Richard Lukich, who heads the Constellation charter school chain here in Northeast Ohio, said he has no plans to start a new school anytime soon because state controls have made it increasingly difficult to do so.
Superintendents of the Cloverleaf, Kenston, Streetsboro and Wickliffe districts all said they are not aware of schools looking to start in their area and do not expect many, if any.
Larry Keough of the Ohio Catholic Conference also did not expect any large or immediate jump in voucher use, though he would know more after applications for the vouchers opens Feb. 1. He has not had a chance to study details yet, but noted that voucher growth has traditionally been slow and that openings at schools would have to line up with parent interest.
“Schools may have some vacancies, but its finite and its limited,” he said. “The numbers don’t always play out like people expect them to.”
Eligibility rules can also be strict. Students must be new to Ohio or actively attending a public school this year to be eligible next year, according to the Ohio Department of Education.
In addition, the recent expansion of vouchers to allow children on low-income families – not just students at struggling schools – to use them has already absorbed many of the families that might use them now that their district schools are part of the program.
The Cleveland Catholic Diocese is also unsure of the impact. Many of its schools are in Cleveland, which is covered by a separate voucher grogram that includes all students in the Cleveland district. Many other students are using income-based vouchers, said Pamela Ouzts, director of government programs for diocesan schools.
“We’re not making a concerted effort here to knock on any doors in the area,” Ouzts said. But it could help schools suffering from constant declines in enrollment over time.

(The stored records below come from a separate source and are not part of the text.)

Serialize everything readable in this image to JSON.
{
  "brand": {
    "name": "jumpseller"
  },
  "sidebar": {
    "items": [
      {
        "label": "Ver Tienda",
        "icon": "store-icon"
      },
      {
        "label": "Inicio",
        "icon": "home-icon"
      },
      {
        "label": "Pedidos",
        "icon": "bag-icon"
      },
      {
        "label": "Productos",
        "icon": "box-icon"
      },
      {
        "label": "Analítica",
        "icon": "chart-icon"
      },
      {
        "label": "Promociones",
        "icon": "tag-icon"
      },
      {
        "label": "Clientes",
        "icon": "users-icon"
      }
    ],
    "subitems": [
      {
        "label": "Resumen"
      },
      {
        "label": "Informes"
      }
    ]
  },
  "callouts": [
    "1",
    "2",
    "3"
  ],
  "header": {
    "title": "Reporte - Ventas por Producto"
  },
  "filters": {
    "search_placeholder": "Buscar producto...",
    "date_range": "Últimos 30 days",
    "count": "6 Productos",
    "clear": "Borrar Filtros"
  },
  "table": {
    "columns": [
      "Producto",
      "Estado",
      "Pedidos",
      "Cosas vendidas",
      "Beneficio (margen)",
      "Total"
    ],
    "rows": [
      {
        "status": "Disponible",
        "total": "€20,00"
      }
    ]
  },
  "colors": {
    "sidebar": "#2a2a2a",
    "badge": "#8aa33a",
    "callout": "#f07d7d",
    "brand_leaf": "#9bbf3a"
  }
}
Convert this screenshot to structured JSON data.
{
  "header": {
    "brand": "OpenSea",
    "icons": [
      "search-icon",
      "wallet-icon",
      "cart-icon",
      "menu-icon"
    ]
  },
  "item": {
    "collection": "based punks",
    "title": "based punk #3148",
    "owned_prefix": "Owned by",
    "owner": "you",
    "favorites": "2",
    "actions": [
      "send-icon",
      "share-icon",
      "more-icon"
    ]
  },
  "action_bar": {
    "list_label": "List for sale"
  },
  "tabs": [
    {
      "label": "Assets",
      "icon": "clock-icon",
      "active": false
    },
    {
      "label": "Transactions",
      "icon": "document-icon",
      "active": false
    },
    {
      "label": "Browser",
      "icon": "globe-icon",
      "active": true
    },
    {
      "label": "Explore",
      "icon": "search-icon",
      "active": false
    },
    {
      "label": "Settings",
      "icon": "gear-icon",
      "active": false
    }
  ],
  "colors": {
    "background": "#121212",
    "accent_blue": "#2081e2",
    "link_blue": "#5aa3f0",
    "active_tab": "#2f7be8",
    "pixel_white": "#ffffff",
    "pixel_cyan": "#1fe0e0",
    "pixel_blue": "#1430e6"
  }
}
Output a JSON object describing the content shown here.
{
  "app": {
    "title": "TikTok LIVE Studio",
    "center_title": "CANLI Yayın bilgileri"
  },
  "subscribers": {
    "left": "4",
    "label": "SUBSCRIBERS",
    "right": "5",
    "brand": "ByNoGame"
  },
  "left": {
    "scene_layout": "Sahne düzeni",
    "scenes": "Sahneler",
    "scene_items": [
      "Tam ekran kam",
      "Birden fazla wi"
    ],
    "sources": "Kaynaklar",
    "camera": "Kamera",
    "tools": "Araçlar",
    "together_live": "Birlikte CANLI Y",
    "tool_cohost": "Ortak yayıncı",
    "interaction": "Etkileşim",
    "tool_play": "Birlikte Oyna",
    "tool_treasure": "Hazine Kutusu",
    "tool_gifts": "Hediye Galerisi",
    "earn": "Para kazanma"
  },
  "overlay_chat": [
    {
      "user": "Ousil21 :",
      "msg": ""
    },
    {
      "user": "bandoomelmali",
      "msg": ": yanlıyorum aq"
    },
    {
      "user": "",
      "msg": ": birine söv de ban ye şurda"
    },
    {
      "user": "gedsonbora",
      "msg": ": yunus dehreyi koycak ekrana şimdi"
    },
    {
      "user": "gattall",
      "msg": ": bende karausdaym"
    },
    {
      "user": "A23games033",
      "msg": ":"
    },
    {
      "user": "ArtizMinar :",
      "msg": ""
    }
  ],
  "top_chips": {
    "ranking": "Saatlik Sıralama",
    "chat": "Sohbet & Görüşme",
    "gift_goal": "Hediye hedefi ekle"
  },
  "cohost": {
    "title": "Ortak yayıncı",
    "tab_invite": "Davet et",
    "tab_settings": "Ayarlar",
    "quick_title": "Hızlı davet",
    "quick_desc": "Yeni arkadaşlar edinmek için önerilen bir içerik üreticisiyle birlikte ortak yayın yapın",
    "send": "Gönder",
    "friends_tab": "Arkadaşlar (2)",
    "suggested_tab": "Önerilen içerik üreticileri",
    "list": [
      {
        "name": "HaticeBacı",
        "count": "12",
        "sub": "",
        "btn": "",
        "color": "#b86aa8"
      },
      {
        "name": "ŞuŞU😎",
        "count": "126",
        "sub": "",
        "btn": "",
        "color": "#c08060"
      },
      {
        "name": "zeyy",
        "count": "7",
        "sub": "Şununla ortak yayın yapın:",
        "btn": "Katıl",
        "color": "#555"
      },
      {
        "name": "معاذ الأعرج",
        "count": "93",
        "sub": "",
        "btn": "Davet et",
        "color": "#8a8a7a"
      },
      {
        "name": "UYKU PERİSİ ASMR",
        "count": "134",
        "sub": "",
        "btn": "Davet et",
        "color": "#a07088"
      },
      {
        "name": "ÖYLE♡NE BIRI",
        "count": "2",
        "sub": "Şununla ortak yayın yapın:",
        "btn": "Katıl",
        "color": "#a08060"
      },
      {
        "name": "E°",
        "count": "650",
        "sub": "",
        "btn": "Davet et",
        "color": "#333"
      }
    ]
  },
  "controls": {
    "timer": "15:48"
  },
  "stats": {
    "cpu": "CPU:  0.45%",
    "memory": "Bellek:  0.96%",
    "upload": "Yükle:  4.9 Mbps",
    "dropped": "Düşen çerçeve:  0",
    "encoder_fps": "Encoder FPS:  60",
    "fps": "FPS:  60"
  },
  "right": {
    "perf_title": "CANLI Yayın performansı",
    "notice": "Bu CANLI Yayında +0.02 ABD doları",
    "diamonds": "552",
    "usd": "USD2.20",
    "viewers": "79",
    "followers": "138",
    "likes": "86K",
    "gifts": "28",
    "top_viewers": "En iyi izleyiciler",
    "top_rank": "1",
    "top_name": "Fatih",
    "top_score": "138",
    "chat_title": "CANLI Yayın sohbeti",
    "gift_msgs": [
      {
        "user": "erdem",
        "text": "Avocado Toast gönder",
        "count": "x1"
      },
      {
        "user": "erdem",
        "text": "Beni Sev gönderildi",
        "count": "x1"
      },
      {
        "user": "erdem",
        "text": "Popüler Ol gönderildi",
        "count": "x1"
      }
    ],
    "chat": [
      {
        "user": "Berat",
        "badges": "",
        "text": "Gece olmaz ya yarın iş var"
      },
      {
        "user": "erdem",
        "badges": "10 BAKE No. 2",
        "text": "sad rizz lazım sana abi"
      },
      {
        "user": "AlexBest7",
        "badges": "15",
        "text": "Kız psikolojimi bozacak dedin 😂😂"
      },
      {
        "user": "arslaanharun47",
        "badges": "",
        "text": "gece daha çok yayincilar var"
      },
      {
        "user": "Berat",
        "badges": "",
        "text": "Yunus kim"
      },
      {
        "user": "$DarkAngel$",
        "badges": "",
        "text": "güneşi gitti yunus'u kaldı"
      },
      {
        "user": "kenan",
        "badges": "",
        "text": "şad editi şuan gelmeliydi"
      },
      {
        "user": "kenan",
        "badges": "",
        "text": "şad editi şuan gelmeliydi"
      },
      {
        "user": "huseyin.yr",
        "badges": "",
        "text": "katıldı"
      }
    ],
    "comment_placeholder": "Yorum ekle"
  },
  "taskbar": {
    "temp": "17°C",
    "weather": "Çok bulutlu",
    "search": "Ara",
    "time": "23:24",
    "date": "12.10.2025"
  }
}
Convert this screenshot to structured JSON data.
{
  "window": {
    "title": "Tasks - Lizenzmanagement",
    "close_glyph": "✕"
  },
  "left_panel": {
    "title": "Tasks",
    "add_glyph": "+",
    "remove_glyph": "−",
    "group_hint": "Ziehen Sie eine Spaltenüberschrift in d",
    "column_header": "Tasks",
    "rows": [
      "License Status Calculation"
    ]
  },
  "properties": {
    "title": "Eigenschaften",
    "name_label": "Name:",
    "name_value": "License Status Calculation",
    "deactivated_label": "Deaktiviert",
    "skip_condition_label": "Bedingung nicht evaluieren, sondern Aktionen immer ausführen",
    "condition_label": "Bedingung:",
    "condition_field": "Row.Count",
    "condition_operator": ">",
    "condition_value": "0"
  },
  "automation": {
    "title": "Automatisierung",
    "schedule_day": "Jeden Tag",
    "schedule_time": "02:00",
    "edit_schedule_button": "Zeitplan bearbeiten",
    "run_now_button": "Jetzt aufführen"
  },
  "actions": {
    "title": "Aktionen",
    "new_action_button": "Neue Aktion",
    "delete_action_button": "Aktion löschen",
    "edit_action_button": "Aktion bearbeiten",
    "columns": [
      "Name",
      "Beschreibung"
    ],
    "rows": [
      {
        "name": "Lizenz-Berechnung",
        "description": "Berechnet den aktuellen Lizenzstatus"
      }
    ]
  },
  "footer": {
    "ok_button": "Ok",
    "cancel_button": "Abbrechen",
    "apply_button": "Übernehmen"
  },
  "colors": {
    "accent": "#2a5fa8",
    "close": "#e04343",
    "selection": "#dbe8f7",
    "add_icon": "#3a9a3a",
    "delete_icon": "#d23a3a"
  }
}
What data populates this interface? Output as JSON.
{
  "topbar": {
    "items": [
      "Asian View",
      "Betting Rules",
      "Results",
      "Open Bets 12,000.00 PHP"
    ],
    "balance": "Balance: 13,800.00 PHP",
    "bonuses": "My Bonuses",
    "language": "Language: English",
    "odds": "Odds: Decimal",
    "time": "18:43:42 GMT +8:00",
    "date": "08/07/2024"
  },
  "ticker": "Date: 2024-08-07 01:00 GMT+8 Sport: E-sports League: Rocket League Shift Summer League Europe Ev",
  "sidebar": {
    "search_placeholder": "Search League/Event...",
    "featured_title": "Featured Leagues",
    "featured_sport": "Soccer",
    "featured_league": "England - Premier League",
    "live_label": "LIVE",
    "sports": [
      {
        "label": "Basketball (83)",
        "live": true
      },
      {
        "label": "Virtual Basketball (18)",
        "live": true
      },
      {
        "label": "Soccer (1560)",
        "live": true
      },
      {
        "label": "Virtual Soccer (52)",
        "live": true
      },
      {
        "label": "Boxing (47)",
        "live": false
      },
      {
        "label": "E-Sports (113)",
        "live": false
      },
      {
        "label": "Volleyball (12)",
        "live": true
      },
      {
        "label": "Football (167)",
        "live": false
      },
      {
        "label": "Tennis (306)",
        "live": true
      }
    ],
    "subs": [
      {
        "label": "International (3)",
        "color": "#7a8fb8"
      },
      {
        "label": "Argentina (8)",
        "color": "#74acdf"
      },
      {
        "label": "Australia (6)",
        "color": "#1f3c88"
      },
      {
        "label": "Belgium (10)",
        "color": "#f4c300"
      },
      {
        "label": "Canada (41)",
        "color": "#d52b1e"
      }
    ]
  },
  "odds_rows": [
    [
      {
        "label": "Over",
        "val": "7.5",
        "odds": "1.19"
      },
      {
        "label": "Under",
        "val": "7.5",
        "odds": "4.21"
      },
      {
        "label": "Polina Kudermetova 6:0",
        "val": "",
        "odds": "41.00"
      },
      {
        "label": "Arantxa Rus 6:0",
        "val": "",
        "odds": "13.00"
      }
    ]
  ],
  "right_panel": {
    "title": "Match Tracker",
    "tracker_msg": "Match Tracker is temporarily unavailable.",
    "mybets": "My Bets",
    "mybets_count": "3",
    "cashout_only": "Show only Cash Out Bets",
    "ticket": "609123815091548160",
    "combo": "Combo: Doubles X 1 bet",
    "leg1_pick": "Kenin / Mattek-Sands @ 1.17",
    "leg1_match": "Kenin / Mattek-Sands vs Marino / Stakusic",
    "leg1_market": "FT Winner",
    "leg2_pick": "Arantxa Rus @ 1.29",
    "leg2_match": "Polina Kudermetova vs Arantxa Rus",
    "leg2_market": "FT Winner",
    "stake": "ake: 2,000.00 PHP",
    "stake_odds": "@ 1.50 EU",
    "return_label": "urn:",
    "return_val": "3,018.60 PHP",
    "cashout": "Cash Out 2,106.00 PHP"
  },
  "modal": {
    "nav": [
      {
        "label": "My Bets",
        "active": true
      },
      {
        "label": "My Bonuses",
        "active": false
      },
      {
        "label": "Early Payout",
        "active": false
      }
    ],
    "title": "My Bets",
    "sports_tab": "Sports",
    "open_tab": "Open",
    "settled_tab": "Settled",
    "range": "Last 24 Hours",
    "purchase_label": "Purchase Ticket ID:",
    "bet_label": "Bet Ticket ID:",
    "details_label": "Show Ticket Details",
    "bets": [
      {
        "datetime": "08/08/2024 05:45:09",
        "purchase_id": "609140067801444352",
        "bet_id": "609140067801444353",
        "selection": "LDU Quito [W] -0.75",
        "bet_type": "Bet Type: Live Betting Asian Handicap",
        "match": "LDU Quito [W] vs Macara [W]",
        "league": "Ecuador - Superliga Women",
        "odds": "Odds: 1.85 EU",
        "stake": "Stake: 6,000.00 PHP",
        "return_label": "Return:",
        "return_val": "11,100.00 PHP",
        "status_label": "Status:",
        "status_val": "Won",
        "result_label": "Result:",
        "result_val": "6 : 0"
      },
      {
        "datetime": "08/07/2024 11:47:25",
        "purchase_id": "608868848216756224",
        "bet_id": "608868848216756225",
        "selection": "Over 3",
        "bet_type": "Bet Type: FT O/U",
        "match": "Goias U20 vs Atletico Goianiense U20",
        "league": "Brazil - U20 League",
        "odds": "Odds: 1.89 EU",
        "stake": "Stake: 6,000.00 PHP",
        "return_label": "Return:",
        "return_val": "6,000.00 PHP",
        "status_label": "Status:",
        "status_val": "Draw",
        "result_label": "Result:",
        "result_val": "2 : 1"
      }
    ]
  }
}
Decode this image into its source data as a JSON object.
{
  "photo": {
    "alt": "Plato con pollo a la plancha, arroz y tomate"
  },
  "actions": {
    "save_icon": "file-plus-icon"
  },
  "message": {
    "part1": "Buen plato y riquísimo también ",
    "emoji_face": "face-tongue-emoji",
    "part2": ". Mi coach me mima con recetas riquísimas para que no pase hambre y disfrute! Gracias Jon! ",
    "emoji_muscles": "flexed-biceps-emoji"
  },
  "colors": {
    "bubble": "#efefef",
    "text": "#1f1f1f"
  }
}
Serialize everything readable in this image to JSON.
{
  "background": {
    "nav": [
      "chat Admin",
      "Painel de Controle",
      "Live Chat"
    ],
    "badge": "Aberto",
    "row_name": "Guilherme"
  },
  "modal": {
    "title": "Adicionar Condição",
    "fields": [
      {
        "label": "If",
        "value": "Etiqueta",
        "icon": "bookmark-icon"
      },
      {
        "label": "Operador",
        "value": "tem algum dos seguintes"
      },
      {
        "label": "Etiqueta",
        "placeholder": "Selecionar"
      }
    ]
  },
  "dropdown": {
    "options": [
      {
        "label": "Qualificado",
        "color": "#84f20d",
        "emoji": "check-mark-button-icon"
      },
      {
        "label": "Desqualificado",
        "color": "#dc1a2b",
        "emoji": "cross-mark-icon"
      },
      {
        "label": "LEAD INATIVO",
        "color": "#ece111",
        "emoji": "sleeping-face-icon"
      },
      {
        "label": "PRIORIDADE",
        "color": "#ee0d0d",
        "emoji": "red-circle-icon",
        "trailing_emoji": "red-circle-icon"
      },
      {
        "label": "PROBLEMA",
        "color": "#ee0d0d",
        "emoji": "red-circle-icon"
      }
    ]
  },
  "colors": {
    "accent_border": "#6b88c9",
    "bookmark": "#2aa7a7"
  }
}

“In the long run, it will help keep them thriving,” she said.
Click here for detailed information from the state on the voucher program.